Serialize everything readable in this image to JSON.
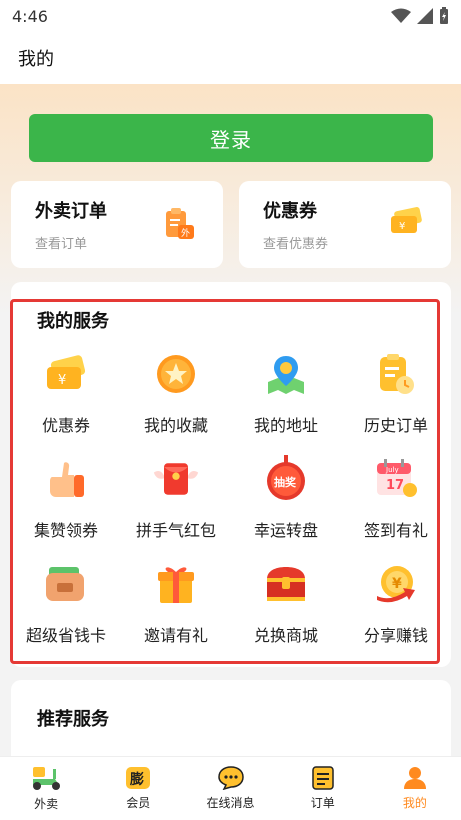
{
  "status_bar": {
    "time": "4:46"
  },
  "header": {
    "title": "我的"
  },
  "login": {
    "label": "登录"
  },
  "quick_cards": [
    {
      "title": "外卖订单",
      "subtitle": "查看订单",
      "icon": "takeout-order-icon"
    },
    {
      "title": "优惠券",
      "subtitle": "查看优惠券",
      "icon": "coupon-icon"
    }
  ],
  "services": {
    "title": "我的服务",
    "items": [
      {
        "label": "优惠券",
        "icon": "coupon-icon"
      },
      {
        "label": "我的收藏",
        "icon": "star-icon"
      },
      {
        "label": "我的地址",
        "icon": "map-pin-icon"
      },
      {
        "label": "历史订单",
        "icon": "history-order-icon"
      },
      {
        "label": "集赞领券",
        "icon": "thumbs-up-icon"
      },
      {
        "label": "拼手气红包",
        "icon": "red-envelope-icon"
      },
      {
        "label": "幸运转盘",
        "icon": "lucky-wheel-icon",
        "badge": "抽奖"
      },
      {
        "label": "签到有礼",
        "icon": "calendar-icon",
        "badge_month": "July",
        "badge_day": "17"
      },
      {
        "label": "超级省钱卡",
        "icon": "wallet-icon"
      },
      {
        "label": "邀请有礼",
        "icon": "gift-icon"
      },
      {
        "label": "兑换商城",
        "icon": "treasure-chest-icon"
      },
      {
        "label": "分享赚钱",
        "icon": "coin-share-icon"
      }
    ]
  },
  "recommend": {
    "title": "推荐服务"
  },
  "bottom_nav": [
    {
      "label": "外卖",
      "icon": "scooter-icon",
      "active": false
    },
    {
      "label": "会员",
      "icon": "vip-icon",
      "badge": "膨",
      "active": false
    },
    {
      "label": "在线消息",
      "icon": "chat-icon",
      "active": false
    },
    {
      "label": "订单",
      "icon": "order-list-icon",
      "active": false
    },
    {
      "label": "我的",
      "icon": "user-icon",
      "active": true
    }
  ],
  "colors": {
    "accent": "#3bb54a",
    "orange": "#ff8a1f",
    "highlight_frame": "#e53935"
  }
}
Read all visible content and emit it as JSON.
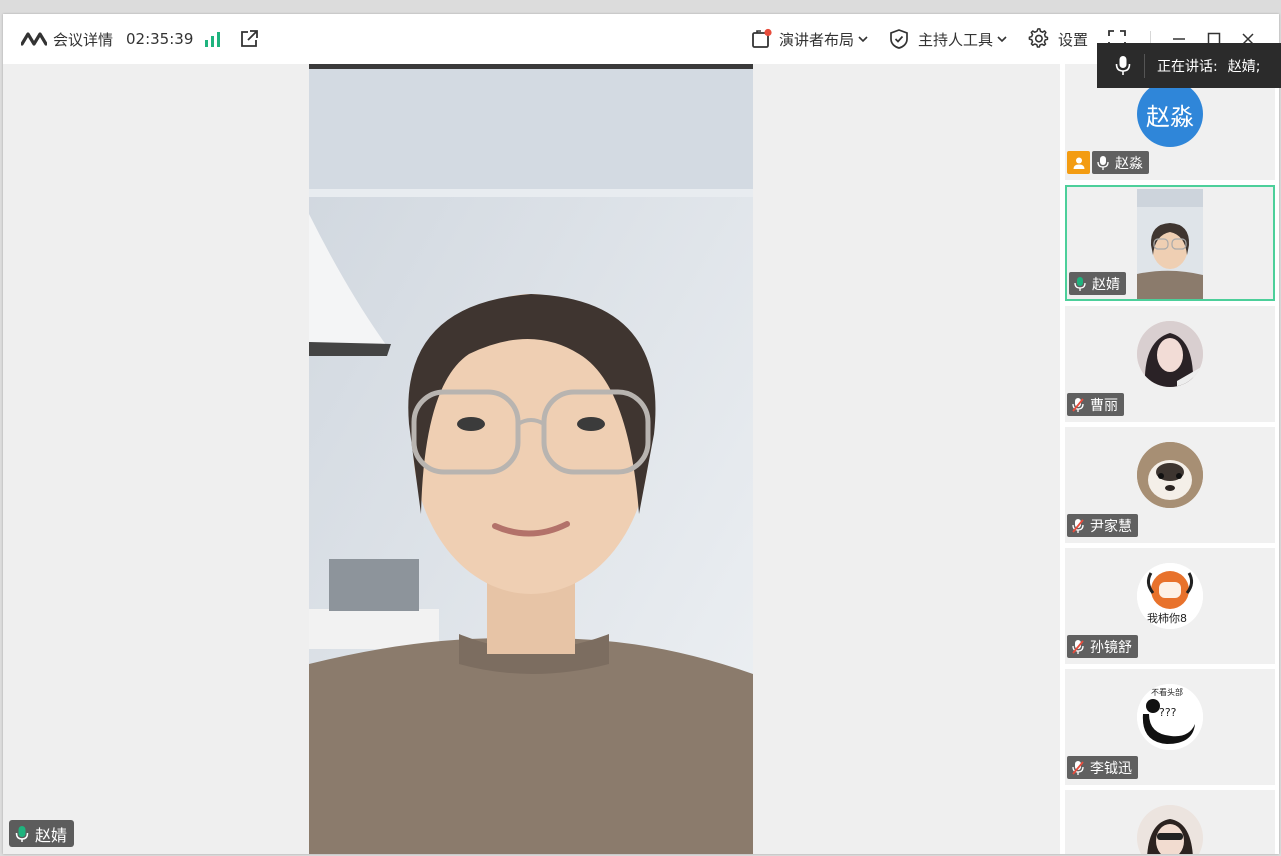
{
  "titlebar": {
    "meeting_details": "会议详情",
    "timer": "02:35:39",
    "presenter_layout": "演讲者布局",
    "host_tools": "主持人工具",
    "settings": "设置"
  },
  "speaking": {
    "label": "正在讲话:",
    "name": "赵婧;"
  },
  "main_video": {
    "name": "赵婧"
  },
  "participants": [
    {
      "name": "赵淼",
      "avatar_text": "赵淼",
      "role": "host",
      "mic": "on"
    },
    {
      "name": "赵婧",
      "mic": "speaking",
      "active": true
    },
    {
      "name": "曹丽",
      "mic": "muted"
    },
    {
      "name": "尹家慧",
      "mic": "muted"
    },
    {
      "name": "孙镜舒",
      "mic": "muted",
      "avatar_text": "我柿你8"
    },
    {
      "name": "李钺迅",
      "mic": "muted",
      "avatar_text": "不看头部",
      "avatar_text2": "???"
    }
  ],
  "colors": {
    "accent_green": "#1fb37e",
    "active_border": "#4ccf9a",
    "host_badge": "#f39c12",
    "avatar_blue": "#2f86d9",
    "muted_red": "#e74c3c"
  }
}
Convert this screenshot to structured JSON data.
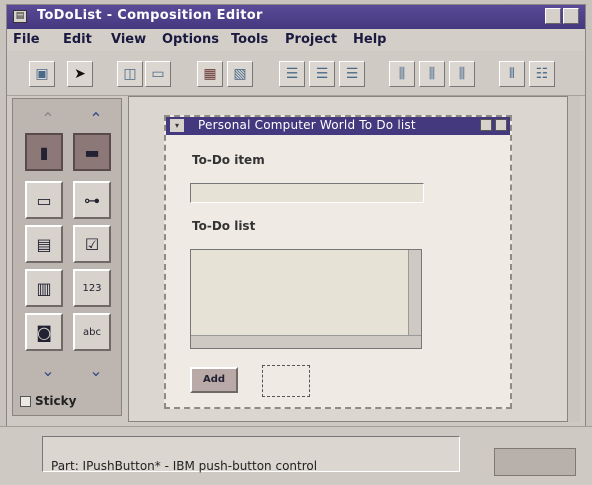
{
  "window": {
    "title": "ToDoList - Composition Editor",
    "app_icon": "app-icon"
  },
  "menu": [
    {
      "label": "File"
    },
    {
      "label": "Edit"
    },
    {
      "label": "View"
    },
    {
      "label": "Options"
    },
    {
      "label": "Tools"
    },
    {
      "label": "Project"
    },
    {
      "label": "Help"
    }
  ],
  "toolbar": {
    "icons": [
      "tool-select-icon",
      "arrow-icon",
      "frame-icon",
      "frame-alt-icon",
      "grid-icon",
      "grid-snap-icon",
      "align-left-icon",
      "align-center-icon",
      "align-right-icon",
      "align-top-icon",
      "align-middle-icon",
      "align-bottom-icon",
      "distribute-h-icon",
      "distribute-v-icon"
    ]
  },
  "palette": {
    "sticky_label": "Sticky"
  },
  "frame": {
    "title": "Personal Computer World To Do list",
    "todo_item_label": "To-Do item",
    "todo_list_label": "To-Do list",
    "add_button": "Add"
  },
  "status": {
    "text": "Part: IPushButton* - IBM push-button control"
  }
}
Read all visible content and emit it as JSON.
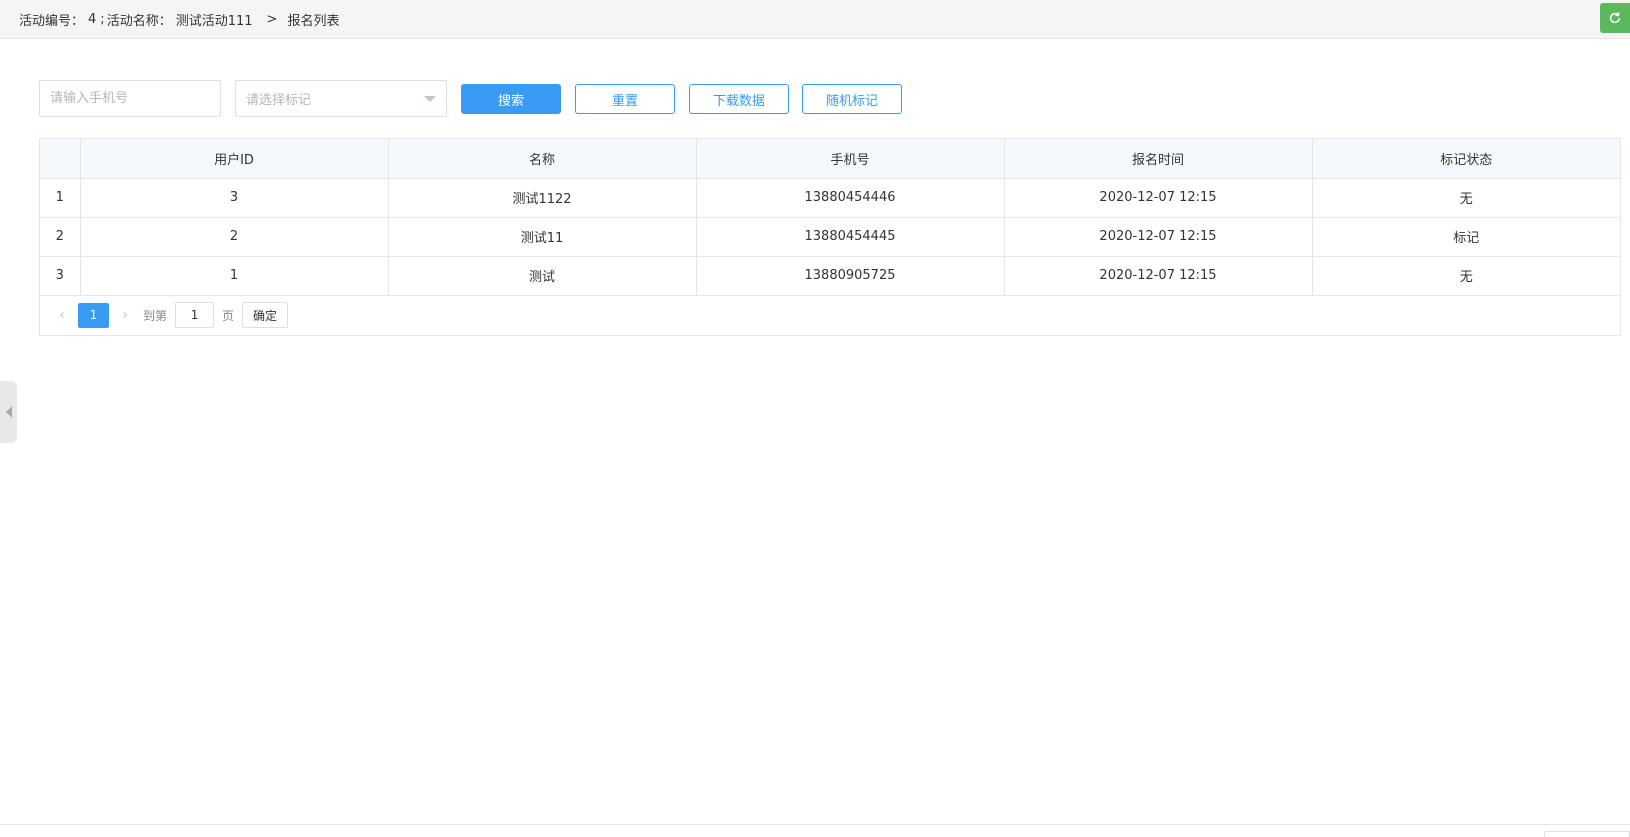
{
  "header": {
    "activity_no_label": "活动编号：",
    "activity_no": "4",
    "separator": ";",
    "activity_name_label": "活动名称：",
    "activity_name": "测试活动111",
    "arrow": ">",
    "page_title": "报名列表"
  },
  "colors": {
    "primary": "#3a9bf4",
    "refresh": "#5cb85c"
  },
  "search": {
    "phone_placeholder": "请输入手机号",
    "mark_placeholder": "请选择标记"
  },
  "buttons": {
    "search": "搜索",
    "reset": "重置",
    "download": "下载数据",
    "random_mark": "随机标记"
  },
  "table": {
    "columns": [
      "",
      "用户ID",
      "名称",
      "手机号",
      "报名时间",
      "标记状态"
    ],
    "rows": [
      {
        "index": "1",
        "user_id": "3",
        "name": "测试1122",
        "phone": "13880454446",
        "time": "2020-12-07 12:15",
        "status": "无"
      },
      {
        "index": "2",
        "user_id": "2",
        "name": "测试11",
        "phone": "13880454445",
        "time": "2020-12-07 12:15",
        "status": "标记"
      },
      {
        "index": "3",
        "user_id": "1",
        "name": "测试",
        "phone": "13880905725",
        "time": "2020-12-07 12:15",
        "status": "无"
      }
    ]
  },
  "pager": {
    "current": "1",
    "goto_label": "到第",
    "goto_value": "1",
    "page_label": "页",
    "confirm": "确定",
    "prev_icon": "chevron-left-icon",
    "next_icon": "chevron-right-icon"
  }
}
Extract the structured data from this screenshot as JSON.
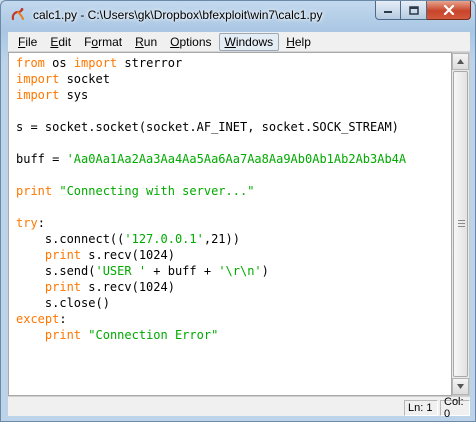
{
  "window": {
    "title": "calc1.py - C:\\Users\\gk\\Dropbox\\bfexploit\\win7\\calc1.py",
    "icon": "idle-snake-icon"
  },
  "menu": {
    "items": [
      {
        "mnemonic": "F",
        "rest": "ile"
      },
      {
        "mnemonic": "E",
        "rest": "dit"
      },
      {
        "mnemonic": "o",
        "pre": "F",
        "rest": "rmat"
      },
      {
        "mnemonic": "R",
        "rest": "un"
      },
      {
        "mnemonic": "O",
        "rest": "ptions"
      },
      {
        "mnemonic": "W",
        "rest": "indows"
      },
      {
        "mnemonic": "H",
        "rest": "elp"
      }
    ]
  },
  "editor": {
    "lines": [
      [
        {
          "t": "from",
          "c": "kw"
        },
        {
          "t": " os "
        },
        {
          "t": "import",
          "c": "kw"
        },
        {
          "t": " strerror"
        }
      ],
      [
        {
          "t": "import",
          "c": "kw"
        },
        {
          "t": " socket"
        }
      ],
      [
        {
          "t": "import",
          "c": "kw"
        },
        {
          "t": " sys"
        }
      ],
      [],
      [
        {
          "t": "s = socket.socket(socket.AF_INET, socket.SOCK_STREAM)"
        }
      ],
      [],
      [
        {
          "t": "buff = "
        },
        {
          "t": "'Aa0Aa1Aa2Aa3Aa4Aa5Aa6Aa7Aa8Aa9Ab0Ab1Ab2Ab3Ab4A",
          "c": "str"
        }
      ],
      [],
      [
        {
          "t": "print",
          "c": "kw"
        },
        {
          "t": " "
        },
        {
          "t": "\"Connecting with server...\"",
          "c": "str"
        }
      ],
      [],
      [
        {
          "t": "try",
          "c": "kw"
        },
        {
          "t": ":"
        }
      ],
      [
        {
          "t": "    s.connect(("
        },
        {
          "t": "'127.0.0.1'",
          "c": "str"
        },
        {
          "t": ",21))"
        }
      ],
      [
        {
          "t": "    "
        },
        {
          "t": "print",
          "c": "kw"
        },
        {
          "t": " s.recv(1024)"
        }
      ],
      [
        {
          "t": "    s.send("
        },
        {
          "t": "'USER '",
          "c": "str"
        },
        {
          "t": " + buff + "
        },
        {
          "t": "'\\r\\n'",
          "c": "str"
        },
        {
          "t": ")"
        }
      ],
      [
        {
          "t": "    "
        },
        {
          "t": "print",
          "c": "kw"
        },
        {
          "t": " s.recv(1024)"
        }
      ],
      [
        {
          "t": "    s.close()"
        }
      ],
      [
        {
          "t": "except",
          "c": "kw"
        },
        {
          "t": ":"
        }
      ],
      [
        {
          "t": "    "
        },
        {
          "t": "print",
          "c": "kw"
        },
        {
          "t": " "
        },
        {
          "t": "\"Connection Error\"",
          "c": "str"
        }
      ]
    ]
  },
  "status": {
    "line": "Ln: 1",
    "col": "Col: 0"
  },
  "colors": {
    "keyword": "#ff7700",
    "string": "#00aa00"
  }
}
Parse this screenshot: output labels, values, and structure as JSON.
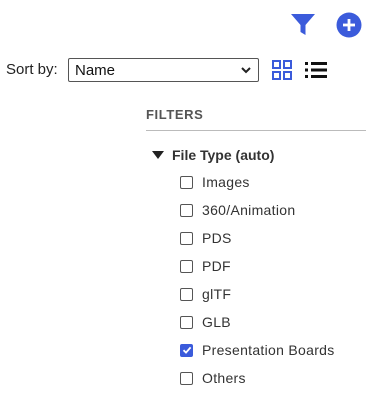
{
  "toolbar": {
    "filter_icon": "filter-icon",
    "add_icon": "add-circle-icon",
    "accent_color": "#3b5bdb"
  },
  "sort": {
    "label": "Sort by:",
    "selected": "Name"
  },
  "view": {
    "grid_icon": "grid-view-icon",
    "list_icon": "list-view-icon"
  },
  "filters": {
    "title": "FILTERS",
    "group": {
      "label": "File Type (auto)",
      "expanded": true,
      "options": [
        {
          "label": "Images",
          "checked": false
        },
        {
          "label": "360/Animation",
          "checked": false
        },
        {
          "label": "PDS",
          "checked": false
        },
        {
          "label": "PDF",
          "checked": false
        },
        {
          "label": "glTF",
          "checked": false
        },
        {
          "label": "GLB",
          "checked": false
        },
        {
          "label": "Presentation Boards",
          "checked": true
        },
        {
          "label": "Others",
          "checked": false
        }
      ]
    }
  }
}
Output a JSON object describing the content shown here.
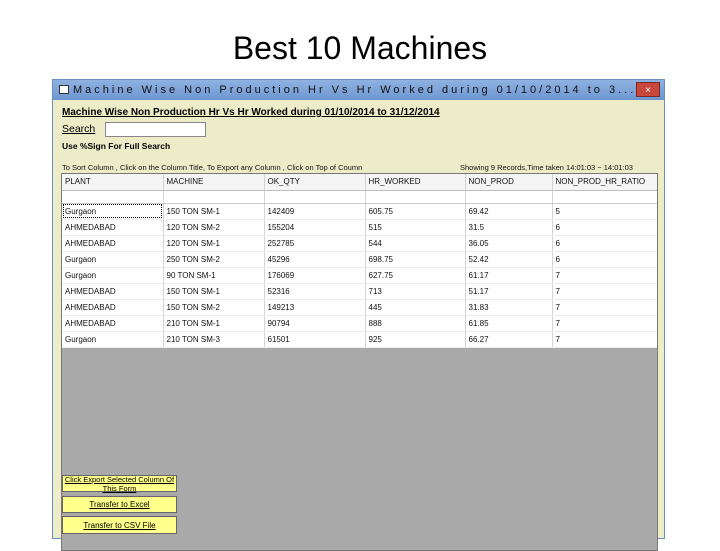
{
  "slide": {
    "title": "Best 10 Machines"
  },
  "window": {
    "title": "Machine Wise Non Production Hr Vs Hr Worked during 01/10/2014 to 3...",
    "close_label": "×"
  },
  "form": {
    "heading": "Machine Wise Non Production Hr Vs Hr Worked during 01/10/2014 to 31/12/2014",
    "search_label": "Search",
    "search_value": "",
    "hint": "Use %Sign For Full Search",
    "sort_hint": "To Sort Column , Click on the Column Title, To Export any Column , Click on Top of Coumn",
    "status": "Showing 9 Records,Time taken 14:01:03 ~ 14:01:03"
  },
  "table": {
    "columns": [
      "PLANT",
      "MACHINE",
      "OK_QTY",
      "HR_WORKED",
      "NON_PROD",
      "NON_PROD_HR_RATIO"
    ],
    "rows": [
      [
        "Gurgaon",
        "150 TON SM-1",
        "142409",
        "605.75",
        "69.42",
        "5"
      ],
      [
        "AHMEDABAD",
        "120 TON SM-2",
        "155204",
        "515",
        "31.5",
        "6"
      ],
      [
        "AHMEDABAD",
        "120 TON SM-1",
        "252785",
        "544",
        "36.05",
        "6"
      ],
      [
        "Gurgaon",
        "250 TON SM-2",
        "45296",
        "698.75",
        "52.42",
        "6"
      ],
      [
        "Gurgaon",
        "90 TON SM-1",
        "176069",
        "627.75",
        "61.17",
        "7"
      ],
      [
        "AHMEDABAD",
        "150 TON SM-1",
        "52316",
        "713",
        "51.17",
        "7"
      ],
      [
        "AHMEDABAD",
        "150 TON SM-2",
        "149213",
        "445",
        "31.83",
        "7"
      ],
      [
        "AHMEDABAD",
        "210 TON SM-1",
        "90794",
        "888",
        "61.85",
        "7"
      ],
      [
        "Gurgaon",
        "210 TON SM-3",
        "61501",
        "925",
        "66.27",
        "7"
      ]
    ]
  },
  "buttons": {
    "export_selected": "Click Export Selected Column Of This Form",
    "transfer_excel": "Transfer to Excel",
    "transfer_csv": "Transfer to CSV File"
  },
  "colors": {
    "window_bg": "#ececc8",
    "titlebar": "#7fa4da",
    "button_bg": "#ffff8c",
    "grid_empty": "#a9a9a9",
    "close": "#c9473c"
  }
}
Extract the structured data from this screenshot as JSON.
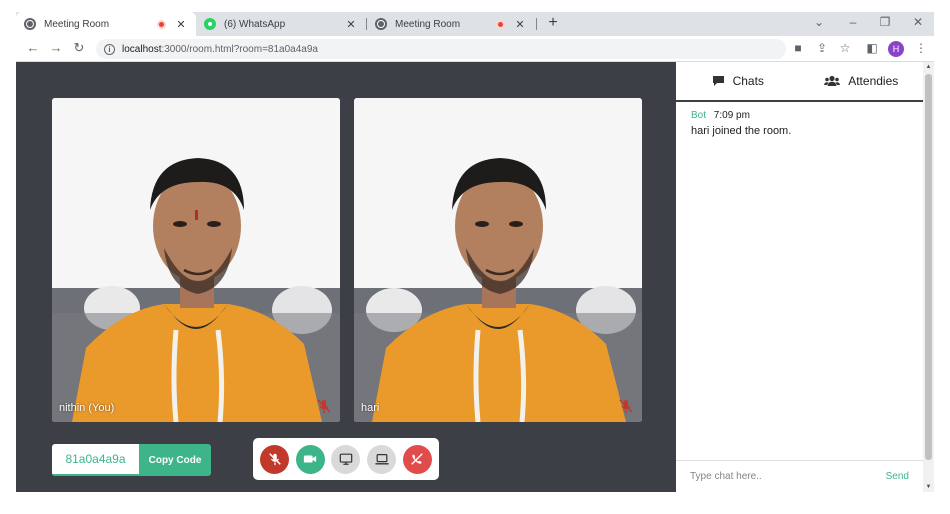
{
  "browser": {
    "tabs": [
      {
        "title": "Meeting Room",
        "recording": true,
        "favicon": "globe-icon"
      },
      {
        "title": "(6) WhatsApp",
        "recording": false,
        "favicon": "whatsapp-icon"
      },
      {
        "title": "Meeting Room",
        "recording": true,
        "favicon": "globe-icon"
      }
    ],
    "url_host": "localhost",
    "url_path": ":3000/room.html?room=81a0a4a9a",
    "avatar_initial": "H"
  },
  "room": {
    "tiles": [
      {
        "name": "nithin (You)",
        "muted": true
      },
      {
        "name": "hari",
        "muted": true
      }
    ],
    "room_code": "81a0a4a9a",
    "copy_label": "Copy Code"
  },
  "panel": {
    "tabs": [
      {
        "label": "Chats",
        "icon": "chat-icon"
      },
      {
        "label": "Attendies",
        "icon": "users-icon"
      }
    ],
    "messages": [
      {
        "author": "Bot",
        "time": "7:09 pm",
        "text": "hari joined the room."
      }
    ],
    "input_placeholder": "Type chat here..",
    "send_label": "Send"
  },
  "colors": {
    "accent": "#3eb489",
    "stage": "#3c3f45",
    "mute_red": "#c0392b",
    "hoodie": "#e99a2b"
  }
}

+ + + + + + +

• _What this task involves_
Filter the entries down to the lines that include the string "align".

• _Reply to the exercise_
      "align-left-icon",
      "align-center-icon",
      "align-right-icon",
      "align-top-icon",
      "align-middle-icon",
      "align-bottom-icon",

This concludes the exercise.